[[ The records open ]]
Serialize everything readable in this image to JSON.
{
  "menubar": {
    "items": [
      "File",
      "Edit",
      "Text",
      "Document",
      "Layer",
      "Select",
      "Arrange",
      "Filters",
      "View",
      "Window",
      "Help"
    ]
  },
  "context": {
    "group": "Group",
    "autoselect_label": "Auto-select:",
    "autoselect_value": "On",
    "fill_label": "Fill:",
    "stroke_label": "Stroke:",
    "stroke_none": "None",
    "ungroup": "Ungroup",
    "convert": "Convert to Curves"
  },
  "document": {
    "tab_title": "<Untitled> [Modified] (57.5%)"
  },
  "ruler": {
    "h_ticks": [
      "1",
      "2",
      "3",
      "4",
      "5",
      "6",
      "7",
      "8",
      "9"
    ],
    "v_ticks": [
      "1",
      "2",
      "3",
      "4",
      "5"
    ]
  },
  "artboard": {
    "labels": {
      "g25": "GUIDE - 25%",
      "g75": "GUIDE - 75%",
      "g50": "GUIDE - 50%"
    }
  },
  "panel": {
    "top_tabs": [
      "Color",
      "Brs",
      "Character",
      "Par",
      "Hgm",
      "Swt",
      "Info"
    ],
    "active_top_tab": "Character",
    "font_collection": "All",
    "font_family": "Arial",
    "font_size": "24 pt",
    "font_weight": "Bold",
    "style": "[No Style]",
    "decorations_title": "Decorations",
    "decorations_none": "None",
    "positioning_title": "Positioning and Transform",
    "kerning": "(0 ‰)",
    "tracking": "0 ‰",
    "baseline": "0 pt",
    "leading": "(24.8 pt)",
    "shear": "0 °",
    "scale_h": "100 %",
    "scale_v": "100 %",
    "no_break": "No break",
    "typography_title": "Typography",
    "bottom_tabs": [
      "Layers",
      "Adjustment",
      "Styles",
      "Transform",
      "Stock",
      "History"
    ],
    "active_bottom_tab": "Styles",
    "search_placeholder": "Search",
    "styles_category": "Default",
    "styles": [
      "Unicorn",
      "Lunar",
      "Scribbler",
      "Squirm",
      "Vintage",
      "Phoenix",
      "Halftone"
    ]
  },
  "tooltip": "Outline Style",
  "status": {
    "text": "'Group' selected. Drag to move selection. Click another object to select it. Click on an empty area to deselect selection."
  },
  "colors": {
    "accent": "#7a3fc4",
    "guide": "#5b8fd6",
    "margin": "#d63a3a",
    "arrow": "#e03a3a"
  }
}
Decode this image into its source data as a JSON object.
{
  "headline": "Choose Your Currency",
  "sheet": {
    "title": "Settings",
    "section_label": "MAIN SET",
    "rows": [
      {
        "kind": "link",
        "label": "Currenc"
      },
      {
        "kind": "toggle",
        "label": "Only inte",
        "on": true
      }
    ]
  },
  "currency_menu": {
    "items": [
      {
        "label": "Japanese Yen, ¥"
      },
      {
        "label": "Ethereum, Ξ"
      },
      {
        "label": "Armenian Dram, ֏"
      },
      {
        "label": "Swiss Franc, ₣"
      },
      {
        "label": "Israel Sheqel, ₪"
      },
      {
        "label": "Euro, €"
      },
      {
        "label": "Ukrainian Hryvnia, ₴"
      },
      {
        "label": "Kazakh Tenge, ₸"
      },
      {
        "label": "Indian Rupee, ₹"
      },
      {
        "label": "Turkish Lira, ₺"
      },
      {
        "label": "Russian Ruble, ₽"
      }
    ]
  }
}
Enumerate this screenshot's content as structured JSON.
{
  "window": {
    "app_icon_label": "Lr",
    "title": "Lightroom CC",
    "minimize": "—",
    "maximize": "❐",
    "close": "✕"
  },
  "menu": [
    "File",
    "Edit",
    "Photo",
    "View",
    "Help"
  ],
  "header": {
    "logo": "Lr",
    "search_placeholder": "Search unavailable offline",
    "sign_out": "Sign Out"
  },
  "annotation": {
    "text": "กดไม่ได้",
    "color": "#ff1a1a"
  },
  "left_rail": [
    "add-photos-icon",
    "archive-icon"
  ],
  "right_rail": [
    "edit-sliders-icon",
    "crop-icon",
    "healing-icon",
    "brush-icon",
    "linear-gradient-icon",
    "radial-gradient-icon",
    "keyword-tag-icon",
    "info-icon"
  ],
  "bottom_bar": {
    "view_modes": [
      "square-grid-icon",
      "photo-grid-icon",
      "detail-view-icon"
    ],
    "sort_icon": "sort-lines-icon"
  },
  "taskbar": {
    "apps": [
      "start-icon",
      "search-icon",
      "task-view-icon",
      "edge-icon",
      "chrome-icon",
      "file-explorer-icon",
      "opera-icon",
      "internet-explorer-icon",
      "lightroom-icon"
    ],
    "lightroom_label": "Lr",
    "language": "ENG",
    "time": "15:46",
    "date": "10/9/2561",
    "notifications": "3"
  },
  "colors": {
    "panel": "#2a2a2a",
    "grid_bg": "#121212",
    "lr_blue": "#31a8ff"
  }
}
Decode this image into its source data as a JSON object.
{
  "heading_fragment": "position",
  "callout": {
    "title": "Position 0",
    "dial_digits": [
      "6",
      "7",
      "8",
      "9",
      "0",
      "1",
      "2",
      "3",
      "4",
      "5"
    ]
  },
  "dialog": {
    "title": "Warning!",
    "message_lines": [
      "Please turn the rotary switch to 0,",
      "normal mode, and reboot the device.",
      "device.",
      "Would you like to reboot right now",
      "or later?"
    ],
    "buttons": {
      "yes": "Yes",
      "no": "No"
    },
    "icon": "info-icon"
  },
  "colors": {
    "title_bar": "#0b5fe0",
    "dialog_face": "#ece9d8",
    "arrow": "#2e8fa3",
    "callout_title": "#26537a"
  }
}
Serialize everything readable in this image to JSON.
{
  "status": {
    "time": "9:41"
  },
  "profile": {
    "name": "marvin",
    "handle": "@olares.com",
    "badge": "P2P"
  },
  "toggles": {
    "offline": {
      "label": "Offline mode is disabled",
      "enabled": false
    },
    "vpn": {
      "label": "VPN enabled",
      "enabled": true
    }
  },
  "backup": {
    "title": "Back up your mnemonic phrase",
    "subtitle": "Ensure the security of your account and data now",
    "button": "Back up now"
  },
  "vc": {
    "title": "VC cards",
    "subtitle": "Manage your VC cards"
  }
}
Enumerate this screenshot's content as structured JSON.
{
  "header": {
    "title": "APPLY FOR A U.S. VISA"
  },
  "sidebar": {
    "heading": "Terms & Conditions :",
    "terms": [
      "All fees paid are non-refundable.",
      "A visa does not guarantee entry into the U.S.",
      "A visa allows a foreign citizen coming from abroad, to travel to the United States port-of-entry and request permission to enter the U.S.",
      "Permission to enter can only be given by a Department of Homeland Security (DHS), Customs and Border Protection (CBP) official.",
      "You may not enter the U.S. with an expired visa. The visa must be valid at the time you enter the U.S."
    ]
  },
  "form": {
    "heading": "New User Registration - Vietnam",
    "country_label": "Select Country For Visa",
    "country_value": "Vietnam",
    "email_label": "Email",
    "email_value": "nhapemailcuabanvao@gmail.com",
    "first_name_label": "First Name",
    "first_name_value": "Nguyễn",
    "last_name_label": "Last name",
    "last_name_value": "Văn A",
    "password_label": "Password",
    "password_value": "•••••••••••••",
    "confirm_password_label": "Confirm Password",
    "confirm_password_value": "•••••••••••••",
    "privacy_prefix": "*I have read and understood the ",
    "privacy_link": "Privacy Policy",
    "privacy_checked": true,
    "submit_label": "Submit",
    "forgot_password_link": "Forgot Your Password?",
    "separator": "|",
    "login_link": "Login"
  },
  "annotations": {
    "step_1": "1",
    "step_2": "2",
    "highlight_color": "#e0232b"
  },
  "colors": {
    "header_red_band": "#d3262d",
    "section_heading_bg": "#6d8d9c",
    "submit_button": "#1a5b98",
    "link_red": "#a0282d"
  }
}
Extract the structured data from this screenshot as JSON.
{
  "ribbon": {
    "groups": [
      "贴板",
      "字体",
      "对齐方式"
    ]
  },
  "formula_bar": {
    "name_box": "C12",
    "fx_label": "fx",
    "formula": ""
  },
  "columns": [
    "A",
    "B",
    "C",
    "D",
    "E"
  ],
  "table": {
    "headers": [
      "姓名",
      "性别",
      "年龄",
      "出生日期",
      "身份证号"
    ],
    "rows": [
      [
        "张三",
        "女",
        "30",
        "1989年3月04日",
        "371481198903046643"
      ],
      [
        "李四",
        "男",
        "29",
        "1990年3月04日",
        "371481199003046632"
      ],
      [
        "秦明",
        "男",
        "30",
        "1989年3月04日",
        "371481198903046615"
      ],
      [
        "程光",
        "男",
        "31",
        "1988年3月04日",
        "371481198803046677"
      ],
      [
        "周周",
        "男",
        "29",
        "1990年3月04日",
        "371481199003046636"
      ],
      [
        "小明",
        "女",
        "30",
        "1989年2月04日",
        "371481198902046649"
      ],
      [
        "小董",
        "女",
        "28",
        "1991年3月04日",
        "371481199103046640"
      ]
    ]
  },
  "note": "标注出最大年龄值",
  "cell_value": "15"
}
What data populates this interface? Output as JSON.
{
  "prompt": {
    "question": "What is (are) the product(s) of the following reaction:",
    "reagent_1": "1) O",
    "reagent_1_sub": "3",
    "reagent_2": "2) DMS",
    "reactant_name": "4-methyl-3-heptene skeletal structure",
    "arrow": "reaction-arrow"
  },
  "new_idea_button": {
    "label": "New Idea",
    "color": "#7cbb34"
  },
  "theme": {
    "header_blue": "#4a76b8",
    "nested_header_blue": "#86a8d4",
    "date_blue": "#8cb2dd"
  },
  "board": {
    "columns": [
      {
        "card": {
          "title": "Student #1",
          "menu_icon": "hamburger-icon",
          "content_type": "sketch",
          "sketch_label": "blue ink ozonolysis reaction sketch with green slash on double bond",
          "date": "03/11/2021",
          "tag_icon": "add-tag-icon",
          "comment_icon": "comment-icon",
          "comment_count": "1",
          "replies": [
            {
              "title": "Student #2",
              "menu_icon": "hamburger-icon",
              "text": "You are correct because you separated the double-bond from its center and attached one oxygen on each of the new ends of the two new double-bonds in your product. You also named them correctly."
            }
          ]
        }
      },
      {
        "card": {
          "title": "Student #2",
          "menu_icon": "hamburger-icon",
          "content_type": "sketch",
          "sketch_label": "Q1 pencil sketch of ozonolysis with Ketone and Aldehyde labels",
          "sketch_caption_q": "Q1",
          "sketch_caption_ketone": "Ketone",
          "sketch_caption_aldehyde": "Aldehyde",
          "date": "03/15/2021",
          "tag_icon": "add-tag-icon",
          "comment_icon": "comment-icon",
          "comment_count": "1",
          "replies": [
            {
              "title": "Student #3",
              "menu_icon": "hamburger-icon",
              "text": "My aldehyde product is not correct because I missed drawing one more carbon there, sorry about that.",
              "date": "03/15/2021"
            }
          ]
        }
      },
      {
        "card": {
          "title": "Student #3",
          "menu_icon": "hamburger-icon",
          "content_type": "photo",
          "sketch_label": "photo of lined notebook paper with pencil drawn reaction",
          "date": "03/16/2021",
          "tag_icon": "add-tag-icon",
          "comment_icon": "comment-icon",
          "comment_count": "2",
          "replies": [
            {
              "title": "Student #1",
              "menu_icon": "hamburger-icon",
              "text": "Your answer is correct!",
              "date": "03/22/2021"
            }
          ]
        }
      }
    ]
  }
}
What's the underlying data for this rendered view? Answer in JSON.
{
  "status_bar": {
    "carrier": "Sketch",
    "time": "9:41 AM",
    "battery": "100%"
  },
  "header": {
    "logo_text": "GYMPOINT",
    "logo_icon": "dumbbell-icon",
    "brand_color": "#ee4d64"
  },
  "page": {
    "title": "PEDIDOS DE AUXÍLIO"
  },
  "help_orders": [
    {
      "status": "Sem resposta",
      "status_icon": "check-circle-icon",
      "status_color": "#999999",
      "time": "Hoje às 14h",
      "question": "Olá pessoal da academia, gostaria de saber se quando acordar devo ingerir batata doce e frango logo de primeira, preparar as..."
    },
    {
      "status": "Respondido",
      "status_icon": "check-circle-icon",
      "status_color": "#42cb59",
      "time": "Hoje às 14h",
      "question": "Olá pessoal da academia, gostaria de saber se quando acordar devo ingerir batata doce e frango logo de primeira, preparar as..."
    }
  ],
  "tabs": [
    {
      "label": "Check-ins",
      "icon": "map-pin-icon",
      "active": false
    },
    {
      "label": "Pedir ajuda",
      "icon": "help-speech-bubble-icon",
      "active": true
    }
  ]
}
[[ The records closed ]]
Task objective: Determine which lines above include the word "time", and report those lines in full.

Response:
    "time": "15:46",
    "time": "9:41"
      "You may not enter the U.S. with an expired visa. The visa must be valid at the time you enter the U.S."
    "time": "9:41 AM",
      "time": "Hoje às 14h",
      "time": "Hoje às 14h",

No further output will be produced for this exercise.